DPC Together with Facebook Equip Youth with Digital Literacy Skills

In a step to reduce the spread of misinformation online, Dubai Press Club (DPC), in partnership with Facebook, hosted a workshop to educate youth in the UAE on the importance of evaluating information online and identifying reliable sources. The workshop was the latest to be organised under the Media National Youth Programme (MNYP) and was attended by media students and young media professionals.

The session, which focused on ‘Digital Literacy’, underscored the importance of being able to identify false information and determine trustworthy sources. With the majority of youth looking to the internet as a key source of information, being able to effectively and responsibly find, evaluate, communicate and share online content is part of being ‘digitally literate’.

The interactive workshop, presented by Nashwa Aly, Facebook’s Head of Public Policy for the Middle East and North Africa, highlighted the role youth can play in limiting the spread of misinformation online by making more informed decisions if they encounter false news and information.

The workshop discussed how digital literacy is a responsibility that continues to increase in importance – especially in the MENA region, where Arab youth rely heavily on online sources for news and information.

Maitha Buhumaid, Director of Dubai Press Club, highlighted the importance of tackling digital illiteracy by equipping the next generation of Emirati journalists with the skills needed to deal with modern technologies. She further noted that technology has become an integral part of media.

“In order for the next generation of Emirati media professionals to succeed in an increasingly digital world, this requires preparing them on how to skillfully and efficiently use modern technologies. Digital literacy is extremely important for media professionals, as it helps them in staying up to date with the latest developments in the media industry.”

Meanwhile, Nashwa Aly said: “Digital literacy is an evolving, shared responsibility – especially in the Arab World where youth are increasingly reliant on online sources for news and information. {Supporting data: 50 per cent of Young Arabs get their daily news on Facebook considering social media as a trusted source of news, compared to traditional media – Arab Youth Survey 2019}. We continue to fight the spread of false news on Facebook through a combination of technology, people, and our work with external entities such as news organisations, civil society and other stakeholders in the region.”

Aly continued: “We are excited to partner with the Dubai Press Club for the Media National Youth Programme, which serves as an excellent platform to foster a new generation of Emirati journalists. Our session was aimed at equipping these journalists with critical skills such as information and media literacy, as part of our larger effort to develop awareness to reduce the spread of misinformation, improve the quality of news on our platform, and take another step towards helping people safely navigate the Internet.”

During the session, Aly highlighted that Facebook is working with stakeholders globally to co-develop a way forward and believes journalists have a strong role to play to reduce the spread of misinformation.

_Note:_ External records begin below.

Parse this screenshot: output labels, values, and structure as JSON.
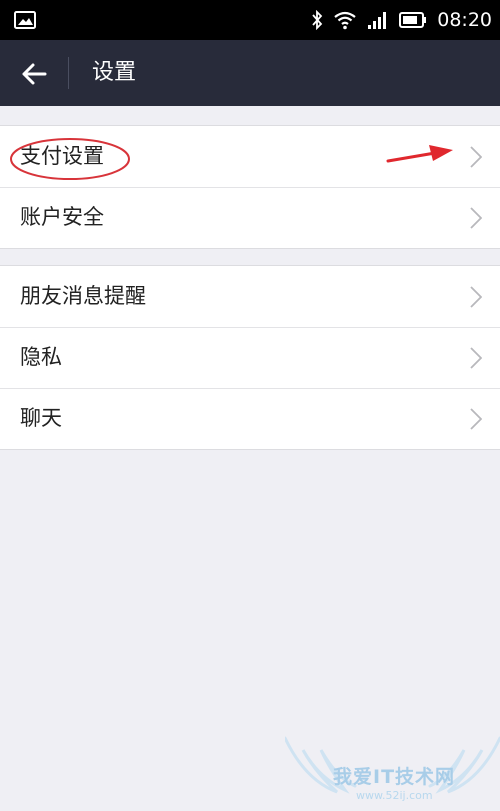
{
  "status_bar": {
    "time": "08:20",
    "icons": [
      "image-icon",
      "bluetooth-icon",
      "wifi-icon",
      "signal-icon",
      "battery-icon"
    ]
  },
  "header": {
    "title": "设置",
    "back_icon": "back-arrow-icon"
  },
  "settings": {
    "group1": [
      {
        "label": "支付设置"
      },
      {
        "label": "账户安全"
      }
    ],
    "group2": [
      {
        "label": "朋友消息提醒"
      },
      {
        "label": "隐私"
      },
      {
        "label": "聊天"
      }
    ]
  },
  "annotations": {
    "circle_color": "#d8343a",
    "arrow_color": "#e0282e"
  },
  "watermark": {
    "text": "我爱IT技术网",
    "url": "www.52ij.com"
  },
  "colors": {
    "header_bg": "#282b3a",
    "page_bg": "#efeff4",
    "chevron": "#b8b8bc"
  }
}
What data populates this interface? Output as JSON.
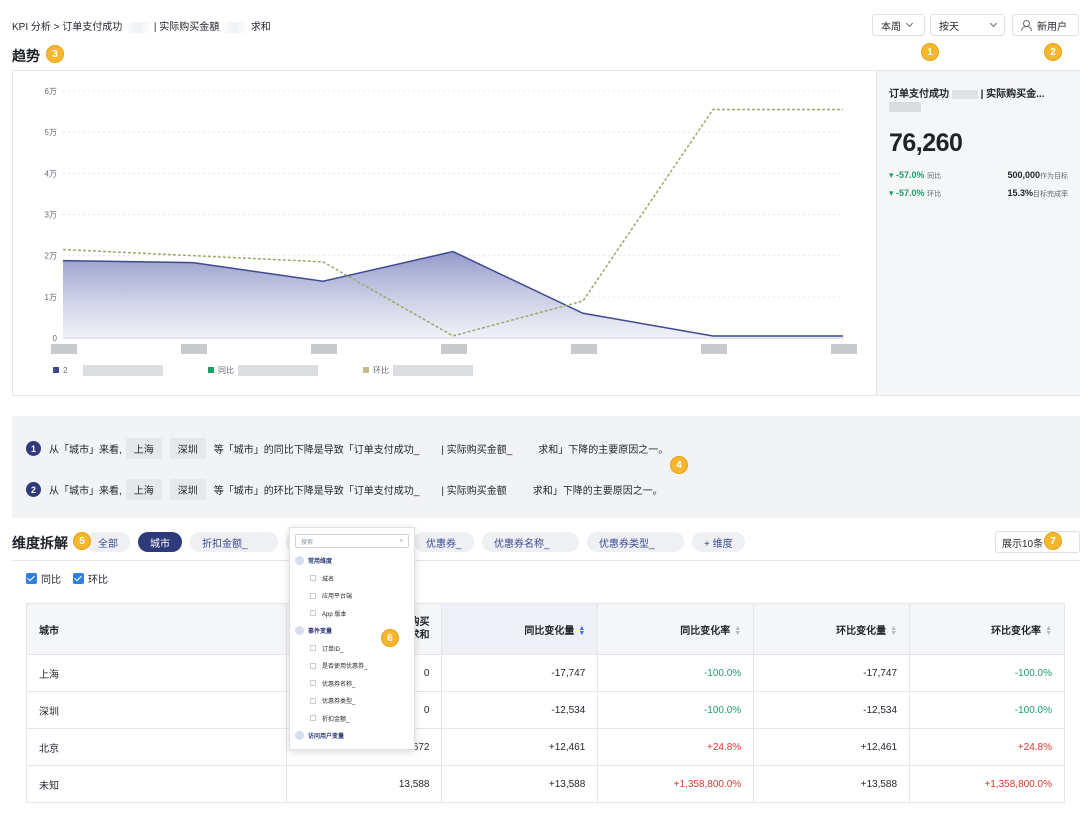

Among the many tips she shared with participants was the importance of paying attention to author information, dates of publication, and other information that can reveal whether an online source is reliable, including how to tell the difference between different types of websites. Participants were also trained on how to safely navigate the digital world and how to responsibly produce and share content.

More than 183 million people use Facebook every month across the Middle East and North Africa (MENA), so this is a responsibility that it takes very seriously and continues to fight the spread of false news on the platform through a combination of technology, people, and working with external entities.

The platform removes content that violates Facebook’s Community Standards, reduces the distribution of content like clickbait and false news and informs people by giving them more context on the stories they see and by promoting news literacy.

Aly elaborated on Facebook’s initiatives in the MENA region, such as the recently launched third-party fact-checking in Arabic, in partnership with Agence France-Presse (AFP). She highlighted that Facebook also supports quality journalism and news literacy by developing products and working with publishers and journalists through the Facebook Journalism Project, and a recent partnership with the International Centre for Journalists (ICFJ) Social Media Solutions to train 2,500 journalists across seven MENA countries with in-person workshops and webinars in Arabic.

In 2018, Facebook partnered with the UAE’s National Media Council for a joint campaign aimed at raising awareness of news literacy and helping people to make more informed decisions if they encounter false news.

Running until July 2019, the Media National Youth Programme, is a joint initiative of Dubai Press Club and Watani Al Emarat Foundation. It aims to create a comprehensive platform for young Emirati students and media professionals to enhance their knowledge, expertise and skills in media. The Programme features a series of workshops in collaboration with leading academic and media institutions in the country.